Prayer is not scientific. But meditation is utterly scientific. Just as the scientist watches, observes the objective phenomenon, the meditator watches the psychological phenomenon, It is the same process: a detached watching, unprejudiced observation with no conclusions — because if you have a conclusion already, there is no point in watching. Then you will manage to prove your conclusion, then the whole process is unscientific.

The essential core of science is that it depends not on prejudices, but on experiments, experience, on facts, observed facts. Hence a person who is trained scientifically can very easily understand meditation. It has no superstition about it; it is as simple as two plus two is four.

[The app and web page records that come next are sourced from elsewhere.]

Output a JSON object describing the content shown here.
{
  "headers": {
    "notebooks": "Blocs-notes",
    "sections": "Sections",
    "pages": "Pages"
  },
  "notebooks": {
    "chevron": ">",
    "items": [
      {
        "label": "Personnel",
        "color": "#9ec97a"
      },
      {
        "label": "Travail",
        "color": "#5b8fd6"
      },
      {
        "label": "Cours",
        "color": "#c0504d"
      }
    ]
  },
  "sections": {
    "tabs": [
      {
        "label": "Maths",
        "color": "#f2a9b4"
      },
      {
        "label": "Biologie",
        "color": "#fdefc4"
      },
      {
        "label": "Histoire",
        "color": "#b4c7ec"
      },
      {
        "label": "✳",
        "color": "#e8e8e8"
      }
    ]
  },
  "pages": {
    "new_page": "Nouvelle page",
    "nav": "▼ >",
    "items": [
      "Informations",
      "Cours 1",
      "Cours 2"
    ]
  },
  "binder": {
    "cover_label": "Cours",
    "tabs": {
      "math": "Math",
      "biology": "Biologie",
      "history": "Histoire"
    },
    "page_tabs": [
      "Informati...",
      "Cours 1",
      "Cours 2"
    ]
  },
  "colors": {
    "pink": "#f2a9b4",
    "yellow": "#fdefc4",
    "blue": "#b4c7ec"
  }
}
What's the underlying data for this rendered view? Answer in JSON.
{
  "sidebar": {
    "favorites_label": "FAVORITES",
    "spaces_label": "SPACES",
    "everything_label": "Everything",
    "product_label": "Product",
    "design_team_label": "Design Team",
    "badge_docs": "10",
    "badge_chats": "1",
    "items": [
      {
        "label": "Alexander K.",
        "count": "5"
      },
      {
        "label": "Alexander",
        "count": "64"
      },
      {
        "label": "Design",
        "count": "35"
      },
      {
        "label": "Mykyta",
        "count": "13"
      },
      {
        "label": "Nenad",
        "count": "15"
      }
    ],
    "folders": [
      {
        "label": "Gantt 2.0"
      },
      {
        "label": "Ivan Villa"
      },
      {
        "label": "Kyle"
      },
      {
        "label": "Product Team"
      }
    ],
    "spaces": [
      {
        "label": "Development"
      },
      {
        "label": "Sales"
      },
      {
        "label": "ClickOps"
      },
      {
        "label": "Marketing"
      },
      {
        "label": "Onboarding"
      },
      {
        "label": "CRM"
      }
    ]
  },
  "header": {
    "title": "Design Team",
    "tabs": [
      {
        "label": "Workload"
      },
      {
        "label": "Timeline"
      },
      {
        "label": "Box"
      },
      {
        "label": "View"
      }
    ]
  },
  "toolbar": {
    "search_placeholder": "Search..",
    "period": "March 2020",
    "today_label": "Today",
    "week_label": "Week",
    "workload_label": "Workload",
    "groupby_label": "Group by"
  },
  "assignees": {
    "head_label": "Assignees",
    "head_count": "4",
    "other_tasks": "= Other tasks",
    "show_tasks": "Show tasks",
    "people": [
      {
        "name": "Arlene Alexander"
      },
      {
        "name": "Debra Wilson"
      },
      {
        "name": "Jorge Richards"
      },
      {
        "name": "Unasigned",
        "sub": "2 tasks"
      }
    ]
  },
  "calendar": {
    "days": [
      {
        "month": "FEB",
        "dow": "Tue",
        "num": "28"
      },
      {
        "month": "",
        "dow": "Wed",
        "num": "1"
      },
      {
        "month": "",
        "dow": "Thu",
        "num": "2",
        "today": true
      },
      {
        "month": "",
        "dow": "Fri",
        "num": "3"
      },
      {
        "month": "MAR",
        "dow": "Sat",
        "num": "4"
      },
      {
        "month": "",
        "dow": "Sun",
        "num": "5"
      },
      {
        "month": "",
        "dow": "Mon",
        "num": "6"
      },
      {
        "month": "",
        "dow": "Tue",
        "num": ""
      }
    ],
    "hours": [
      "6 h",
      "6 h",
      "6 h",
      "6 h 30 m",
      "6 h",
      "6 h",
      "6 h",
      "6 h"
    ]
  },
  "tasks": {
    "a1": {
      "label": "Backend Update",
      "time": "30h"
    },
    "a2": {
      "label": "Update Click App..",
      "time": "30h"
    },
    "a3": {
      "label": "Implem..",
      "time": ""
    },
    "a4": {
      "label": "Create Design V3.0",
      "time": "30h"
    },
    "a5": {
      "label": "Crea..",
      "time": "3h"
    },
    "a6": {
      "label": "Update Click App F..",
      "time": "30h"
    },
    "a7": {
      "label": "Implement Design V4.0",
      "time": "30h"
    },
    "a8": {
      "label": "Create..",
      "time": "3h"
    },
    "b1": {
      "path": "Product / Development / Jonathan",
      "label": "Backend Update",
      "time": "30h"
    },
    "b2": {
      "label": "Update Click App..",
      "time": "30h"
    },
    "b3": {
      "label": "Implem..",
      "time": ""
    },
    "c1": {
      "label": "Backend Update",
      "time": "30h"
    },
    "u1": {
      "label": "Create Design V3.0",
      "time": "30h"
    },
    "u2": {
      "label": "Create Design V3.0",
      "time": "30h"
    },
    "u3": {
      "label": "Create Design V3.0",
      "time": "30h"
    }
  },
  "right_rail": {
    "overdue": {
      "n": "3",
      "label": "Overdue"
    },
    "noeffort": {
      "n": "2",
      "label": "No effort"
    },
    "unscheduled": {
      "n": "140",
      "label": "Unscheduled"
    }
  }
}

The only difference between science and religion is that science is concerned with the objective, with that which is outside — there. And religion is concerned with who is observing, with that which is inner, the subjective.

The same process of observation has to be turned toward your own mind. One becomes a lab, a great experiment of observation: one watches one’s thoughts, desires, memories, anger, greed, lust, with no prior conclusion, with no judgment that this is good, this is bad. Nonjudgmental…

Then a miracle happens. When you are absolutely nonjudgmental, with no prejudice, no conclusion, when your observation is pure, simple, innocent, that which you observe starts disappearing. That’s where science and religion start to differ: the more you observe in science, the more real the fart becomes. It was not so real before observation. You may have missed it, but now you cannot miss it; it is there, it becomes more solid. When you watch your mind, it is different: if you watch your anger it starts evaporating, it cannot exist. Slowly’ slowly, the whole mind ceases to be. When there is no mind left to watch, the watcher turns upon himself.

That is the moment of realization, self-realization, Samadhi. That is the ultimate goal of all mystical approaches.